Test your knowledge of cascade origins

Test your knowledge of cascade origins, consider the following style rules from various origins:

User-agent style

h1 { margin-block-start: 0.83em; }


h1 { margin-block-start: 20px; }

Page Author styles

h1 { margin-block-start: 2ch; }

@media (max-width: 480px) {
  h1 { margin-block-start: 1ch; }

User custom style

h1 { margin-block-start: 2rem !important; }

Then, given the following HTML:

<h1>Lorem ipsum</h1>

What is the final margin-block-start of the h1?

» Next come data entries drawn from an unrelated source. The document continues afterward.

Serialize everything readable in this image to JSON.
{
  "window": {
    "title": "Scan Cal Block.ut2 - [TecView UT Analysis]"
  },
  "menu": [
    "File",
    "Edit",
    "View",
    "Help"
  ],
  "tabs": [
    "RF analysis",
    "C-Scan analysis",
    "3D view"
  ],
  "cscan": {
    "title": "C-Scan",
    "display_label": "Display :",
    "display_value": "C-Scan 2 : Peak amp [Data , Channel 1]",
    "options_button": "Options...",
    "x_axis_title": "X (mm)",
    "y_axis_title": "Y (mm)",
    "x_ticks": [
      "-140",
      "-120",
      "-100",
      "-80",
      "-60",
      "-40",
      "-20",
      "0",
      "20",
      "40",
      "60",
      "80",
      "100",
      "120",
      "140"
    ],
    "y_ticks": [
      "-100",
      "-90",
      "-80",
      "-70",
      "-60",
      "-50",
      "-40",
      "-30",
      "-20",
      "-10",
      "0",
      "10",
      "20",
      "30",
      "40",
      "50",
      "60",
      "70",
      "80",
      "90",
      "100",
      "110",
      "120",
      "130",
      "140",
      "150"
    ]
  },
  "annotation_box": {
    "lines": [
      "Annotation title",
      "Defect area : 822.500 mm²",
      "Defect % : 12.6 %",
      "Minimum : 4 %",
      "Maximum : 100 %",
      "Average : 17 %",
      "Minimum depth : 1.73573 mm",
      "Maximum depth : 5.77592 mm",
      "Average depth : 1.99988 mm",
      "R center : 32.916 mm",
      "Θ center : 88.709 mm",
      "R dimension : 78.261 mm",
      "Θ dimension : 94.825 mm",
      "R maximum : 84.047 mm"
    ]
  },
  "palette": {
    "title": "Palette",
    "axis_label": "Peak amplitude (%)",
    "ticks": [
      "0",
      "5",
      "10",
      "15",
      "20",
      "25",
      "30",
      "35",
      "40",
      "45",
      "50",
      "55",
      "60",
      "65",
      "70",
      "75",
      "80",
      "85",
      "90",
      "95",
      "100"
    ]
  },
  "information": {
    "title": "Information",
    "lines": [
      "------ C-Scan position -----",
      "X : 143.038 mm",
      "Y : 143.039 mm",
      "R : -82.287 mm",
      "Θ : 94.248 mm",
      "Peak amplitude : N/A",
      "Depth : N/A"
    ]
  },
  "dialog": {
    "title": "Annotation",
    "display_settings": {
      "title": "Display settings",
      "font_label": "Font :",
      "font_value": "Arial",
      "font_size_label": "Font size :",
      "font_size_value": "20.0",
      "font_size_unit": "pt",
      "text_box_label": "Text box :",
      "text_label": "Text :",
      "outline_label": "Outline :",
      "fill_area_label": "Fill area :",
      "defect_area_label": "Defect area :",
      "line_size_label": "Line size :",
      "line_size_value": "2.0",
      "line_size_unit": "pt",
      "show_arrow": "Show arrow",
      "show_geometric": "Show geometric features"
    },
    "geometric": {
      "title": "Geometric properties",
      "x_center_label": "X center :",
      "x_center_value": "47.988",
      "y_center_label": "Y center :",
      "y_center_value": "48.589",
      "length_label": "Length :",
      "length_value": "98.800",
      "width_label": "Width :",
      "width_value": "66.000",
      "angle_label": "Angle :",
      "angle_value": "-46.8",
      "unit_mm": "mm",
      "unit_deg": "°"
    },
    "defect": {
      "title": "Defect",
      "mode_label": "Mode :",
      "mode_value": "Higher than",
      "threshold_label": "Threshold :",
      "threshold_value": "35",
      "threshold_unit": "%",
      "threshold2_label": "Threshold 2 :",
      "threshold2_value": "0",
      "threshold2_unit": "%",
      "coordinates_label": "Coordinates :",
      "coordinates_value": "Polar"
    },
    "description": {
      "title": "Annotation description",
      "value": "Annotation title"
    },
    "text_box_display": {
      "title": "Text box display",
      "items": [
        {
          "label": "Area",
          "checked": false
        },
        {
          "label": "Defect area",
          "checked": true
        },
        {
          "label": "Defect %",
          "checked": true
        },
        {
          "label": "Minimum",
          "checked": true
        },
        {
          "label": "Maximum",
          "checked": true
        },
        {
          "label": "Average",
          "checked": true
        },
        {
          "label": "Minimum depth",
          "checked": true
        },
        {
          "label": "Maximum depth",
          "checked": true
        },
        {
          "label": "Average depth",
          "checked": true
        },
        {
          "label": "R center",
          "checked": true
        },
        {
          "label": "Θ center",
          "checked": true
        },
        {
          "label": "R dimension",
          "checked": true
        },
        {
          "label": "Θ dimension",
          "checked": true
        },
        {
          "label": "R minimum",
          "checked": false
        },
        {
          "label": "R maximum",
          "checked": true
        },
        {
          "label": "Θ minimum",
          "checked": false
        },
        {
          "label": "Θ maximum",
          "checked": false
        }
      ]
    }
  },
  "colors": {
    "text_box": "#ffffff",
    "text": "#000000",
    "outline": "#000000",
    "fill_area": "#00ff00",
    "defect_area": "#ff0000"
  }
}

Bootstrap is part of the authored origin, which loses to the important local user style.
The user agent style origin loses to the important local user style.
This !important user custom style has the most specific origin.
This author style is part of the authored origin, which loses to the important local user style.
This author style is part of the authored origin, which loses to the important local user style.


Not all CSS rules are calculated the same as each other, or given the same specificity as each other.

The order of importance, from least important, to most important is as follows:

  1. normal rule type, such as font-size, background or color
  2. animation rule type
  3. !important rule type (following the same order as origin)
  4. transition rule type

Active animation and transition rule types have higher importance than normal rules. In the case of transitions higher importance than !important rule types. This is because when an animation or transition becomes active, its expected behaviour is to change visual state.

Using DevTools to find out why some CSS is not applying

Browser DevTools will typically show all CSS that could match an element, with those which are not being used crossed out.

An image of browser DevTools with overwritten CSS crossed out

If the CSS you expected to apply doesn't appear at all, then it didn't match the element. In that case you need to look elsewhere, perhaps for a typo in a class or element name or some invalid CSS.

Check your understanding

Test your knowledge of the cascade

The Cascade can be used for...

Resolving conflicts when multiple styles apply to an element.
This is one of its primary goals, conflict resolution.
Ensuring there's only one style value for each property at draw time.
The text can only be one color, and The Cascade is a way of determining which it should be.
Scoring and weighting style rules.
Scoring and weighting are part of the sorting phase of The Cascade.
Sorting and filtering style attributes.
Sorting and filtering are phases of The Cascade to help understand aspects of conflict resolution.